Large money management firms have increased salaries as a retention tool for key investment professionals because bonuses during the past two years were low, reports executive recruiter Heidrick & Struggles.
The question now is: What size bonus should these key staffers expect this year? The answer, according to the report, is “unknown.”
Compensation levels peaked in 2007. “As bad as '08 was, the hope is that '09 will be better. The reality is no one is going to know for a couple of months,” Jane Hobson Marcus, partner in the global asset and wealth management division of Heidrick & Struggles, New York, said in an interview.
One thing seems certain: “The reality will be less than what the expectations are today,” she said.
The report was based on conversations with investment and sales and marketing executives, as well as interviews with corporate executives and human resources officials at money management firms.
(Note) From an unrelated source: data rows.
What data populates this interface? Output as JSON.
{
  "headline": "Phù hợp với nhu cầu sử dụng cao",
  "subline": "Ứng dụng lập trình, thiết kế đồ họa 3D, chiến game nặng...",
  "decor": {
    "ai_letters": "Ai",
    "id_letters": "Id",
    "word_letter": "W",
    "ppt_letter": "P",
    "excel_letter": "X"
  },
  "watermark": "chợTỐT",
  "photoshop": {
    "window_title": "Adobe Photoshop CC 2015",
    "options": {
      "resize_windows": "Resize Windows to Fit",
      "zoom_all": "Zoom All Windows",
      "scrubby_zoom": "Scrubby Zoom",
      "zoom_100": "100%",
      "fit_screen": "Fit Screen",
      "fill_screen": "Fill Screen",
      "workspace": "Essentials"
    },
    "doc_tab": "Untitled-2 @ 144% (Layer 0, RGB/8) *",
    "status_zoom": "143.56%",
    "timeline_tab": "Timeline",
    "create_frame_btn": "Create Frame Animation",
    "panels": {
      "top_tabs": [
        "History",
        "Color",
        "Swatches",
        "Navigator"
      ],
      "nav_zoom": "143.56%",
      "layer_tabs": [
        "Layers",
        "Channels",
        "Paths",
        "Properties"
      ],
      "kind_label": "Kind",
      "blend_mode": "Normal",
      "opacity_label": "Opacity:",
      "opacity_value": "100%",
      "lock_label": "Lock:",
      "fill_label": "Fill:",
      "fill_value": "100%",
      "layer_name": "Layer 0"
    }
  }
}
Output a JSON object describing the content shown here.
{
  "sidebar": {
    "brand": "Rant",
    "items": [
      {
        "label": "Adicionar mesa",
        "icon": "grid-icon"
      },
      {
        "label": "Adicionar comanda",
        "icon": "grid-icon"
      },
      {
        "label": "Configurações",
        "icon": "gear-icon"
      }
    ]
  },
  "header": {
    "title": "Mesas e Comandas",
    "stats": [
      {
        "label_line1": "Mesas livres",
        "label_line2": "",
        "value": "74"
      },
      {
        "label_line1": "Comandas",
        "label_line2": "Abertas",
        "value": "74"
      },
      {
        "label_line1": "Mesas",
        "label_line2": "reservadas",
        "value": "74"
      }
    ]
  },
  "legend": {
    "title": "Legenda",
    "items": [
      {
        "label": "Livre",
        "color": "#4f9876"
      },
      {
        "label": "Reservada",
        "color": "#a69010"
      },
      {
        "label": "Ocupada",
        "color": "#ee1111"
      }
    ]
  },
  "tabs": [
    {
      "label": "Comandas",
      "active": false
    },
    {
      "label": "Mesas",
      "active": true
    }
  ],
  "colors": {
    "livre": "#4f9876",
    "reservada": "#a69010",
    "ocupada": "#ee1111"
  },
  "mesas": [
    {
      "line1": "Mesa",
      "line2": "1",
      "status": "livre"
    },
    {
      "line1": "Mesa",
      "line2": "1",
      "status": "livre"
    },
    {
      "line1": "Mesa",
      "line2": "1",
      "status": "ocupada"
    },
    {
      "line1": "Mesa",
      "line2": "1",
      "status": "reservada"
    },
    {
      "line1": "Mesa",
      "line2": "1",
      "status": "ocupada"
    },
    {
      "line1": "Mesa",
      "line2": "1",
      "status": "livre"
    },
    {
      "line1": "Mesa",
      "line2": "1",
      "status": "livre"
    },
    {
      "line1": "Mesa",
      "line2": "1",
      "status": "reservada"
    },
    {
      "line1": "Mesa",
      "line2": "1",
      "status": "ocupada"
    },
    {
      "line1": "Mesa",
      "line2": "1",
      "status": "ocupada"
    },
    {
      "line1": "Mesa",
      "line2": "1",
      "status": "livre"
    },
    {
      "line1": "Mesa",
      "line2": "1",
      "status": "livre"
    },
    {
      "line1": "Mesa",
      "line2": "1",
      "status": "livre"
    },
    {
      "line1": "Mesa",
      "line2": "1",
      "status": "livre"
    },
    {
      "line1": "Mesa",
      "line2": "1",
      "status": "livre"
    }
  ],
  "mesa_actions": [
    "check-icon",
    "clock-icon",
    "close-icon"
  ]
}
In addition to covering investment management professionals, the report also focused on distribution and “infrastructure” executives, those in finance, risk, compliance, operations, technology and auditing.
In the past, Ms. Marcus said, recruiters would take a backward look at compensation and extrapolate to the future. “Now we can't do that.”
Still, the report said investment management compensation seems stronger than expected in 2009, especially in fixed income. The reason: Many products are enjoying double-digit returns year to date.
Ms. Marcus said she was surprised during the conversations leading up to the report by “how much noise there is in the market on comp, more so than normal.”
She said money management leaders such as chief investment officers wonder whether their talent base is going to be raided. “Not ever in the 20 years I've been recruiting do I remember a time when there's so much concern over the stickiness of the talent base. We're almost all getting tangled up in what the other guy is doing.
“I'm concerned that people will overreact,” Ms. Marcus said.
She also noted a change in how compensation is being structured for investment professionals such as portfolio managers. “Senior-level portfolio talent is going to be measured not only on asset growth, but also on the bottom line,” Ms. Marcus said. She noted that in the past, the problem was that asset growth didn't necessarily correlate to the bottom line.
At the same time, Ms. Marcus said, investment management leaders are asking: “How do we differentiate ourselves from our competition?” They want to separate themselves from the pack not just for clients, but also for their employees.
One way to do that is to focus on culture and trust, she said. “Culture and trust are on the minds of leaders,” she said.
“We haven't before seen the softer side.”